Which Fabrics are difficult to sew

It’s tough spotting difficult to sew fabrics in the perfect color and pattern you adore. Beginners struggle with these fabrics, leaving only experienced sewers satisfied with their creations.

Here are 4 difficult to sew fabrics that I think beginner sewers should stay away from, just until they have more experience at sewing.

Satin Fabrics.

Satin fabrics are beautiful.  It’s so silky and shiny and rich looking.  Who can resist it?  You probably should.

Satin, though stunning, presents a challenge due to its slick nature. It tends to slip through fingers and across surfaces, making it hard for beginners to manage. Even pinning it or keeping two pieces together can be tough. Utilizing a Walking Foot can aid in stabilizing the fabric during sewing, preventing unwanted movement.


Knit Fabrics.

The versatility of knit fabric lies in its stretchiness, making it ideal for various sewing projects. However, for beginners, working with stretchy knits can be a bit challenging. They present two main issues: pulling or tugging can cause puckering, while the fabric may gather and create lumps in areas where a flat lay is desired, such as the shoulder region. It’s advisable to start with simpler fabrics until you gain more confidence in your sewing skills.

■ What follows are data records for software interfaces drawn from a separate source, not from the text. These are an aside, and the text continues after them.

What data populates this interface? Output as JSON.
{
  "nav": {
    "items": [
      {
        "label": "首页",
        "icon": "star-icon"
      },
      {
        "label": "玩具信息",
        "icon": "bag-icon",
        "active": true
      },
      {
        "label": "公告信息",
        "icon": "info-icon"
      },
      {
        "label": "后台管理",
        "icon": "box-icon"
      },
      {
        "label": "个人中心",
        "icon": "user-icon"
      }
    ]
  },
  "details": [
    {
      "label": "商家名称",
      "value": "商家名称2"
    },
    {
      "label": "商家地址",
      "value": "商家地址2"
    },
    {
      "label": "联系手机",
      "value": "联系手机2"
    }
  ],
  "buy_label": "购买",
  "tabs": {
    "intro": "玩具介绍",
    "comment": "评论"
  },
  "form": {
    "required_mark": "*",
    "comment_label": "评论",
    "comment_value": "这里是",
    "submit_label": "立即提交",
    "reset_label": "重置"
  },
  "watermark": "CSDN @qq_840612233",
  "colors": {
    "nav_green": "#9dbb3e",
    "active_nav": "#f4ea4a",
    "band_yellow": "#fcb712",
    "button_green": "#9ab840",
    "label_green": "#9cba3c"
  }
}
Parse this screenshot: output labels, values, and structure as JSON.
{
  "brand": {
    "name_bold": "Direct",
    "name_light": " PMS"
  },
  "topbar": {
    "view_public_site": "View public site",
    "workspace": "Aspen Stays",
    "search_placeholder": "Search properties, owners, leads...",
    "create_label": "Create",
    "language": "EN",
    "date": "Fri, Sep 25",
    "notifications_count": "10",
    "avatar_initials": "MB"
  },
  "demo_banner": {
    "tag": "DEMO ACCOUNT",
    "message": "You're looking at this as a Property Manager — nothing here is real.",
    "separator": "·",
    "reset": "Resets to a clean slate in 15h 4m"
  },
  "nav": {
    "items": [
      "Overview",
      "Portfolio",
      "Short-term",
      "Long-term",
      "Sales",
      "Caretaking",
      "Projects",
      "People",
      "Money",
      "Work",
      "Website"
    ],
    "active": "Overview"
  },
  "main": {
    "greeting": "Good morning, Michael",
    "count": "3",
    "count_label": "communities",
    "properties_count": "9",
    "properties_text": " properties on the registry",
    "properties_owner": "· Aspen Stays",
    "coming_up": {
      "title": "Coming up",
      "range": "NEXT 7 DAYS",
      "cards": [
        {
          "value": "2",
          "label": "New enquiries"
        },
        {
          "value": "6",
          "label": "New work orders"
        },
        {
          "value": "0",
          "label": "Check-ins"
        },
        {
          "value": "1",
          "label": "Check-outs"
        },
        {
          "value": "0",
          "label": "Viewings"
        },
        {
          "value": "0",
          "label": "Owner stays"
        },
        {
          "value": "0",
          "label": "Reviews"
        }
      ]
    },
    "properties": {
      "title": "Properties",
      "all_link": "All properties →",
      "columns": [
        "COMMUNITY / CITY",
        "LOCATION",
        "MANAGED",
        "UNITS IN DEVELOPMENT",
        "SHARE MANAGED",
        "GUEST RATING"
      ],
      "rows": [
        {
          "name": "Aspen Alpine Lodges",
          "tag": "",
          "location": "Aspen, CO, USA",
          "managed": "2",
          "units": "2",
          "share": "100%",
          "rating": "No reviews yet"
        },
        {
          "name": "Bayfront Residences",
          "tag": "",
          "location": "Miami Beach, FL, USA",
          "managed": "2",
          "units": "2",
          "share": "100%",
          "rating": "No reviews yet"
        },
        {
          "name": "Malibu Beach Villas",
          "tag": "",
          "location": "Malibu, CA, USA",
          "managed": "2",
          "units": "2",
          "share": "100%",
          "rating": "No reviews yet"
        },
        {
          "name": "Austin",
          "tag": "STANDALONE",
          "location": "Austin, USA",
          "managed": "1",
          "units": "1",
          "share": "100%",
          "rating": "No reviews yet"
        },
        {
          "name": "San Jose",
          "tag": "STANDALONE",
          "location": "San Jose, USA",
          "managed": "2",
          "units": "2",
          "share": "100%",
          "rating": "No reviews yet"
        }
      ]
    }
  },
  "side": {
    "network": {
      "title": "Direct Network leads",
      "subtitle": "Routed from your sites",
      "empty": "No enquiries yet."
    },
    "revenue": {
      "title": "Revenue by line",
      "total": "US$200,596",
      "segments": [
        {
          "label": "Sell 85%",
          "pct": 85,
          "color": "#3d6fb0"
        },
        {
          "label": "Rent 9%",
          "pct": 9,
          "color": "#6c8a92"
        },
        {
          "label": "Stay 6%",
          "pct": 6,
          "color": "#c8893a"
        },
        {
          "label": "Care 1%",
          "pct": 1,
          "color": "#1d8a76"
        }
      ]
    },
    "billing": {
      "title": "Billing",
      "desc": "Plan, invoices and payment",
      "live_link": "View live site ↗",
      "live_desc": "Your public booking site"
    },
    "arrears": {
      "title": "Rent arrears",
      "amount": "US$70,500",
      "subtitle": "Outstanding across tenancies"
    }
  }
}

Denim, despite its popularity, poses a significant challenge for sewing enthusiasts. Working with denim requires the correct thread, needles, and presser foot due to its thickness, which can strain sewing machines if not properly equipped. Even with the right tools, denim is notorious for breaking needles and causing the presser foot to tilt, placing undue stress on the needle. Moreover, denim is prone to fraying, making it an unsuitable choice for beginners who haven’t mastered seam finishes.


Chiffon/Organza/Sheer Fabrics

Sheer fabrics, such as chiffon and organza, present similar challenges to delicate textiles due to their slippery nature. Their transparency highlights even the slightest imperfection, demanding exceptional sewing skills. The most daunting aspect of working with sheer fabrics is stabilizing and cutting them accurately. Maintaining tension while cutting is crucial, often requiring cutting through one layer at a time. For instance, when sewing chiffon, avoiding folds in the fabric involves creating two pattern pieces, taping them together, and then cutting them out. If this process seems confusing, it indicates a lack of readiness to sew sheer fabrics.


Walking foot

A walking foot can help with slippery and sheer fabrics you can read all about it here Click here